Requirement - Answer with a number only: how many lines of the entries below contain the word "rate"?

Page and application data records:
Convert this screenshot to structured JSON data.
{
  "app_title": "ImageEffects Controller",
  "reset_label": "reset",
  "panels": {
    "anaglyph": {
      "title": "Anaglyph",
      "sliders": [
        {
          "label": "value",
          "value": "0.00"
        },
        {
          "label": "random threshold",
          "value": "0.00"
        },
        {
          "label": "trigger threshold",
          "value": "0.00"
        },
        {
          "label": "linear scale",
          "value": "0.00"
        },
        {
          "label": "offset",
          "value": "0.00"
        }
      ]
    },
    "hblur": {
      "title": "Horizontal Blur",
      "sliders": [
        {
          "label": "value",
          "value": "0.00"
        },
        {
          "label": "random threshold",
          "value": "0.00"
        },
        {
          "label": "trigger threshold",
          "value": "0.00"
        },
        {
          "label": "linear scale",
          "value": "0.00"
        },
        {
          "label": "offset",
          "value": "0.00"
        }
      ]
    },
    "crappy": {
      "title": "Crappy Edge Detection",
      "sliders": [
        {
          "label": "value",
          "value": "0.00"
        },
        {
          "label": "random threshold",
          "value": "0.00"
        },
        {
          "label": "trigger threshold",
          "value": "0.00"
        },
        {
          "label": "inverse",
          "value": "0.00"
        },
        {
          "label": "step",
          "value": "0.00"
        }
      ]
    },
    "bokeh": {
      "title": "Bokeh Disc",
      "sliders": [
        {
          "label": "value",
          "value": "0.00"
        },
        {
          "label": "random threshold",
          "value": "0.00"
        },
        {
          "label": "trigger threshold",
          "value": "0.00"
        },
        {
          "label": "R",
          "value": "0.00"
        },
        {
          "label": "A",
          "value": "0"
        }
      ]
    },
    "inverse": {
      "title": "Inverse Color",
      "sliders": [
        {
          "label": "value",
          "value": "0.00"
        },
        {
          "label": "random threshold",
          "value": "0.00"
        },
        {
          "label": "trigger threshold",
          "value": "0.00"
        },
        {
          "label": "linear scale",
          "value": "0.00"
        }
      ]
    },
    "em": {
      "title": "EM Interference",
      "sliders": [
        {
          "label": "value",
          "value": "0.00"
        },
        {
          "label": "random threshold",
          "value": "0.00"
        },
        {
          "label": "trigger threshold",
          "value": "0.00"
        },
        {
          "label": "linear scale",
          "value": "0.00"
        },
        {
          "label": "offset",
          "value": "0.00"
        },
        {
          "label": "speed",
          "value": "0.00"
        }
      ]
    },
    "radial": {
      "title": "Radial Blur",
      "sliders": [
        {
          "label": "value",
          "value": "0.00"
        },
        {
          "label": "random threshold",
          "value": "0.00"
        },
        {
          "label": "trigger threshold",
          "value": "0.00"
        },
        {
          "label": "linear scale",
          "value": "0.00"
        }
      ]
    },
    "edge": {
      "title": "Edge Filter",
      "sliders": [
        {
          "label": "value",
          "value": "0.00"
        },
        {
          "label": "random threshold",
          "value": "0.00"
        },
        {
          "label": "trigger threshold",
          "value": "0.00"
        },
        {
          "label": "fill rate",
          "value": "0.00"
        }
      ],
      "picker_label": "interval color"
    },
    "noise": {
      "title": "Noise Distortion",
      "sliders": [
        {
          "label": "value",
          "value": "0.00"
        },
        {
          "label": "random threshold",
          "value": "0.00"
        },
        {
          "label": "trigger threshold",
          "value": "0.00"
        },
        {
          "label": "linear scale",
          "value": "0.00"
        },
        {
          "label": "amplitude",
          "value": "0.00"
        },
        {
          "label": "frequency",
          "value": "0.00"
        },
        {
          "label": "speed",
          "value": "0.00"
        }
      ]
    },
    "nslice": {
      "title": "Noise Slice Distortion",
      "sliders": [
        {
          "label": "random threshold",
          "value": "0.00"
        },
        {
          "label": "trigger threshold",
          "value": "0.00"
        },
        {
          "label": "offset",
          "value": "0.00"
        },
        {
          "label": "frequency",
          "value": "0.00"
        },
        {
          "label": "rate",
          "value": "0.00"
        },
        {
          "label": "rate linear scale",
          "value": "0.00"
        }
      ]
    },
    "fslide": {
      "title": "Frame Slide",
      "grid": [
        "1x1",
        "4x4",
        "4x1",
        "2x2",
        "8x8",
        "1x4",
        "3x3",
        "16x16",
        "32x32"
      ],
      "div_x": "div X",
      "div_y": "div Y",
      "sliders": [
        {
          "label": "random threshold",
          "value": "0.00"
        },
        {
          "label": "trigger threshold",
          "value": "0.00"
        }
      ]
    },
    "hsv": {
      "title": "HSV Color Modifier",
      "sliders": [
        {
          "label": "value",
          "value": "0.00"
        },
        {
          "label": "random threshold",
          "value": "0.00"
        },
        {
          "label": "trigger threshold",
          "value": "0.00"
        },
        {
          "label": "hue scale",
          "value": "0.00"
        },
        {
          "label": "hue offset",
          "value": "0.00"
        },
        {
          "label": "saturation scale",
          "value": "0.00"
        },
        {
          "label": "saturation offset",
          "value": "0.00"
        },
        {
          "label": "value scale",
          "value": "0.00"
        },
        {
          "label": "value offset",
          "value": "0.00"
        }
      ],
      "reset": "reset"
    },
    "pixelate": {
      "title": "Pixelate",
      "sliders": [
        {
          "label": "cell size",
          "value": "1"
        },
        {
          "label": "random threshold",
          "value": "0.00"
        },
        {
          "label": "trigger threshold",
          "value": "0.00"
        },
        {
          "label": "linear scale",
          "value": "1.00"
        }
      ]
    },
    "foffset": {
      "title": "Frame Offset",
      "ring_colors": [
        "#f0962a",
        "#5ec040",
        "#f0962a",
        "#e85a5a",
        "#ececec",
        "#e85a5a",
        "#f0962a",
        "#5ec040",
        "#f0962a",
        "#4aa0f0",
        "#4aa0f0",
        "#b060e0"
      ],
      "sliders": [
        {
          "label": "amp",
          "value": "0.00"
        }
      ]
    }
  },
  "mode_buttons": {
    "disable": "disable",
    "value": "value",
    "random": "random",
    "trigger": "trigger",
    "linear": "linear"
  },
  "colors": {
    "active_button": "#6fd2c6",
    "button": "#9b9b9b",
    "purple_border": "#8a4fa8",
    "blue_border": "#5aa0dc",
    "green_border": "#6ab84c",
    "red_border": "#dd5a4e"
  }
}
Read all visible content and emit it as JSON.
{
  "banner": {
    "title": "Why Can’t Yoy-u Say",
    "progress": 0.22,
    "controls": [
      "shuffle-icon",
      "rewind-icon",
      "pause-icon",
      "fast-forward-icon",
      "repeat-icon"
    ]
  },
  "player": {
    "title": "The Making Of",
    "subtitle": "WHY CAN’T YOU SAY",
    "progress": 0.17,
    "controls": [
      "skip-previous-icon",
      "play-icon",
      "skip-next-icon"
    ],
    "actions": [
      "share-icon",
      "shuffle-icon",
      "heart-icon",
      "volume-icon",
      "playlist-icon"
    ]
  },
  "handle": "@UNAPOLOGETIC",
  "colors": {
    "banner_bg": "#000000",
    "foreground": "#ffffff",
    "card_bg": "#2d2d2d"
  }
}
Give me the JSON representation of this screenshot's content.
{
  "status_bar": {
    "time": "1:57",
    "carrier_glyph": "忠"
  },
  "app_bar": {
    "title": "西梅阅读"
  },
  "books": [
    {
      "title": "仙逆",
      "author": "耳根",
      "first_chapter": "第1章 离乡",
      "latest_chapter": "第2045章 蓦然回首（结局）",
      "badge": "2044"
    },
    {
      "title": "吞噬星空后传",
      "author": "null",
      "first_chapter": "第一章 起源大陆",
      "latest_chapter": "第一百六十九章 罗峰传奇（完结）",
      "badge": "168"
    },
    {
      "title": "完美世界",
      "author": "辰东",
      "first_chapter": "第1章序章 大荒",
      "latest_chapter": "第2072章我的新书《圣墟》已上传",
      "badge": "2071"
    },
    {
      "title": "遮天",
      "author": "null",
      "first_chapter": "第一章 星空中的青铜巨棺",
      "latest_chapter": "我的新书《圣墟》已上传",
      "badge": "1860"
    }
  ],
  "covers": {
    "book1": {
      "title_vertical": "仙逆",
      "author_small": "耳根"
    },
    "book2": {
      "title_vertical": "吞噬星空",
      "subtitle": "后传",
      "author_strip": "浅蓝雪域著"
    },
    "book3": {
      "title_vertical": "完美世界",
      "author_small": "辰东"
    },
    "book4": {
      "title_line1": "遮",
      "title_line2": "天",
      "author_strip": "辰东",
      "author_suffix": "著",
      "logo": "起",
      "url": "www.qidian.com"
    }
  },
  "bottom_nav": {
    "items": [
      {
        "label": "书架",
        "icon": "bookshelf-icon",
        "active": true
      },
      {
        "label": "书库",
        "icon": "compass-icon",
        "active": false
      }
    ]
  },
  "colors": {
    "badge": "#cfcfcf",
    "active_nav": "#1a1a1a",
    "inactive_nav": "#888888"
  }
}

Exercise result - 3